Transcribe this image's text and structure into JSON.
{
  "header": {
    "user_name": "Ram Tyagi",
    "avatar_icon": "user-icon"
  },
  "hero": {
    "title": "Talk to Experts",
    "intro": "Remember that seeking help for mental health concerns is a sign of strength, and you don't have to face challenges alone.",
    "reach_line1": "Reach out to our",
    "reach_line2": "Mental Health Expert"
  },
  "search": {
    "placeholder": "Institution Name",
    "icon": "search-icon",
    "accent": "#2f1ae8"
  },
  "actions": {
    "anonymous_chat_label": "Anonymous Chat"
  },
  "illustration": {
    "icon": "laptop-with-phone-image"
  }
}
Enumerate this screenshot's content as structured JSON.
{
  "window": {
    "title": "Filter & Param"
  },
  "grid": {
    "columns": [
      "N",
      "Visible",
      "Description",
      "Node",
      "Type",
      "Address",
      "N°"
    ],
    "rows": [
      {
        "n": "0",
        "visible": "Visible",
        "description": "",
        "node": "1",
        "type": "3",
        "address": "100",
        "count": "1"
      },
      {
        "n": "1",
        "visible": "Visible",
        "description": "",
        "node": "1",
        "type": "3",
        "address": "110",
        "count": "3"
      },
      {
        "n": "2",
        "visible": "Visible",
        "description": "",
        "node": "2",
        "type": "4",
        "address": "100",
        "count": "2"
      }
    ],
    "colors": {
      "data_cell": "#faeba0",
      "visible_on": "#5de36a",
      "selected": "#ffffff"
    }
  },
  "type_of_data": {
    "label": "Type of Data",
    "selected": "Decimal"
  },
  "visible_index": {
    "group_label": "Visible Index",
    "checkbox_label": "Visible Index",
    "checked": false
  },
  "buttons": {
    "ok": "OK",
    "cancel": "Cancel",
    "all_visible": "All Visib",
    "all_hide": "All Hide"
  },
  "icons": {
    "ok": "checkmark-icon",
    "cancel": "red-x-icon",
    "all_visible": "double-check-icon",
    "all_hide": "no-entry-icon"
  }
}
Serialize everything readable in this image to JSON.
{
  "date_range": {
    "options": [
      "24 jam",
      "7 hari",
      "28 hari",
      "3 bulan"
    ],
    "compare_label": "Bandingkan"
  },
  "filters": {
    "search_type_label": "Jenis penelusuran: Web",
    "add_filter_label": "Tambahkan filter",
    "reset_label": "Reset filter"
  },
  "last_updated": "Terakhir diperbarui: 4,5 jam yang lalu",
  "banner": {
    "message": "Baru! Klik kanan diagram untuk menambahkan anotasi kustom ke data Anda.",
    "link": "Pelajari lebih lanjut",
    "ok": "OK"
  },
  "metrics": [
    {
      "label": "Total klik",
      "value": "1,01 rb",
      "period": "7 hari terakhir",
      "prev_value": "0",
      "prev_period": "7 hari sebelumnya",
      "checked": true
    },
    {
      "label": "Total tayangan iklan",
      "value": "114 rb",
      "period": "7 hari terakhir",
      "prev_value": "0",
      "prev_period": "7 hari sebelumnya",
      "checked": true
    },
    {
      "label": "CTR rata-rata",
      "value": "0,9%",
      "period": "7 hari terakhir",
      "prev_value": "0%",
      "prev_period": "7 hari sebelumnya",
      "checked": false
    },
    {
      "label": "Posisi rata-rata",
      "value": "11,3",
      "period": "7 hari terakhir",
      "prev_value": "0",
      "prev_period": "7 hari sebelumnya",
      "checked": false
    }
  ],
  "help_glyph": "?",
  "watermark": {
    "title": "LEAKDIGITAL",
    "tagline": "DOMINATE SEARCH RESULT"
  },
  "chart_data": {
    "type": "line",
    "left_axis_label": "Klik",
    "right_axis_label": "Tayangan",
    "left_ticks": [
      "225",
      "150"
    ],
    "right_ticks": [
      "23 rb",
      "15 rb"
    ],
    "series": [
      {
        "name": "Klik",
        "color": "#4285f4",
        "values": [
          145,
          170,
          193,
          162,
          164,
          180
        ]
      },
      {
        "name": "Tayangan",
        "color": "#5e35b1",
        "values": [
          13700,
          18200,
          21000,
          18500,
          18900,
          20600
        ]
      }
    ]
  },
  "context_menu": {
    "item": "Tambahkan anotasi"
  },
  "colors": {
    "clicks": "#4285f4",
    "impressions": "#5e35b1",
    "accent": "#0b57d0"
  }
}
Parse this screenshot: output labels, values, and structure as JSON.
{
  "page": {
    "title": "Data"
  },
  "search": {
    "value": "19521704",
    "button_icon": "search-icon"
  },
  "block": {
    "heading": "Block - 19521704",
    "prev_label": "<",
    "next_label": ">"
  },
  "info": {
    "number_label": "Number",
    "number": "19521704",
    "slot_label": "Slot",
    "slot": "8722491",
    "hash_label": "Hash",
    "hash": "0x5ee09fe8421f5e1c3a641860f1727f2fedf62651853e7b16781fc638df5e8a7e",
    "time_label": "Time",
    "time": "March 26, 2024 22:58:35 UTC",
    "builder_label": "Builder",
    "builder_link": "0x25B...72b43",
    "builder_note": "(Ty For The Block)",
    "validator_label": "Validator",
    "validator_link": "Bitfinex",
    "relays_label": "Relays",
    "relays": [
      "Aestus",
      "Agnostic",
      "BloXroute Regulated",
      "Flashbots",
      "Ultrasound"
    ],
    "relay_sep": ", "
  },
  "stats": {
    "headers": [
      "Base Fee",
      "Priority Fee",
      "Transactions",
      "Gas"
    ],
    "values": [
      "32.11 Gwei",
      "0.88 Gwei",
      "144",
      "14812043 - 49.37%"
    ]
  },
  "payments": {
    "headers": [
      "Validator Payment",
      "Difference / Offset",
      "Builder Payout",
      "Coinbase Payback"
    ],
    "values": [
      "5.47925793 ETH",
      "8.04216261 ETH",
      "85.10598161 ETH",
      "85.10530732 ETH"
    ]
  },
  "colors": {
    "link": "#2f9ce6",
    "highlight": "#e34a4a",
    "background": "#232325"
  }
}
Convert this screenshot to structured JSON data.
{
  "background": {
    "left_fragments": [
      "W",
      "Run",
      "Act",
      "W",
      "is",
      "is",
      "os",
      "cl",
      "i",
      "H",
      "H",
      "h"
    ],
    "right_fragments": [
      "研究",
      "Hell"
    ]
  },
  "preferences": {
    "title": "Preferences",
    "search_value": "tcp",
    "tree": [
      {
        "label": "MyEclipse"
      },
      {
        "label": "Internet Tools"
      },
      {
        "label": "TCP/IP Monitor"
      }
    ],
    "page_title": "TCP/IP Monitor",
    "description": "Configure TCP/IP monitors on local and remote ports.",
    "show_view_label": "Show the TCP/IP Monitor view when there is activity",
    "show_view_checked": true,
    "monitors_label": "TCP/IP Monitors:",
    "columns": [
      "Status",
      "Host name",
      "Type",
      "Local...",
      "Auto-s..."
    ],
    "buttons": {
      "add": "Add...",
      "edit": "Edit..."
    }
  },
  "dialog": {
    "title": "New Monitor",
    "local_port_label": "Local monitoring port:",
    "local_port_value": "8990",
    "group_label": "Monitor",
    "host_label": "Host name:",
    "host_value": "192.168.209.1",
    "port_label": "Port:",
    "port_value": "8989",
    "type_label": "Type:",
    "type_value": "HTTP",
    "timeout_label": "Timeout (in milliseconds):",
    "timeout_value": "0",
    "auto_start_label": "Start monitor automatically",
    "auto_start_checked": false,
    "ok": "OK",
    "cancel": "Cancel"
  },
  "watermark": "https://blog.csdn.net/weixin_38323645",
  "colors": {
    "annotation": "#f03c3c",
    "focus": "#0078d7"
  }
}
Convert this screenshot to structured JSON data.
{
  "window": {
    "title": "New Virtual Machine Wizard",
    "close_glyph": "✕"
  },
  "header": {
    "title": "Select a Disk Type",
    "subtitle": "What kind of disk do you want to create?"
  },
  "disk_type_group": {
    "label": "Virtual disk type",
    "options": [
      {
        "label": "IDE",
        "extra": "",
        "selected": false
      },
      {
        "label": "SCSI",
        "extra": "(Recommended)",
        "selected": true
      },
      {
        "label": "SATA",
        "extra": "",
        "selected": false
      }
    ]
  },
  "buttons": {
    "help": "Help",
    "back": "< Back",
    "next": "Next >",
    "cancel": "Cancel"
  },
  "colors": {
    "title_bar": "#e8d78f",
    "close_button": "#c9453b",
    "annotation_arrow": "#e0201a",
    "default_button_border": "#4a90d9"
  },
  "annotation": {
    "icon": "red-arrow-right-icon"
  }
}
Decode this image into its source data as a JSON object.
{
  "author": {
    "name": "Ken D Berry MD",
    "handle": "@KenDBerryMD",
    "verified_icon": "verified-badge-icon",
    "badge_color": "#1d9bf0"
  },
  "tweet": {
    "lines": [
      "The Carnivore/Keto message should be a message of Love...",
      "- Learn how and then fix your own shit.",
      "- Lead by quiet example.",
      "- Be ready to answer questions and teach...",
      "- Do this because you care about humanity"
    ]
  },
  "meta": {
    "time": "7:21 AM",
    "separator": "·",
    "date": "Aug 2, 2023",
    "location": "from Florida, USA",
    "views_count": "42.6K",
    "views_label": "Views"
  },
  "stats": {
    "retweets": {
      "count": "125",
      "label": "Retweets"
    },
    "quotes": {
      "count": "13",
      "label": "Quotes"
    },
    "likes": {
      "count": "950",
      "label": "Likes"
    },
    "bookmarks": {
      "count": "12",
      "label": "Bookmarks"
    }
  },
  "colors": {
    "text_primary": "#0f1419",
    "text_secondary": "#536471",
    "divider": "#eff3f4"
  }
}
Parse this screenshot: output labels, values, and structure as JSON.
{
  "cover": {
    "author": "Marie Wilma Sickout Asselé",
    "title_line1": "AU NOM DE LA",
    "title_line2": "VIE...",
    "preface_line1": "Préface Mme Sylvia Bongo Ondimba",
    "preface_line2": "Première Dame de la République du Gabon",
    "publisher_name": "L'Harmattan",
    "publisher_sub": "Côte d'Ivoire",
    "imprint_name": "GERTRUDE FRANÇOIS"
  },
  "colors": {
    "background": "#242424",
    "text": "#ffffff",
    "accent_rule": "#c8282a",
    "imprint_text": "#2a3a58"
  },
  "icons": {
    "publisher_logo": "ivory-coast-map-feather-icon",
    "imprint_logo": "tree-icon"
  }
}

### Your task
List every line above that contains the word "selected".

### Your response
      "selected": "#ffffff"
    "selected": "Decimal"
        "selected": false
        "selected": true
        "selected": false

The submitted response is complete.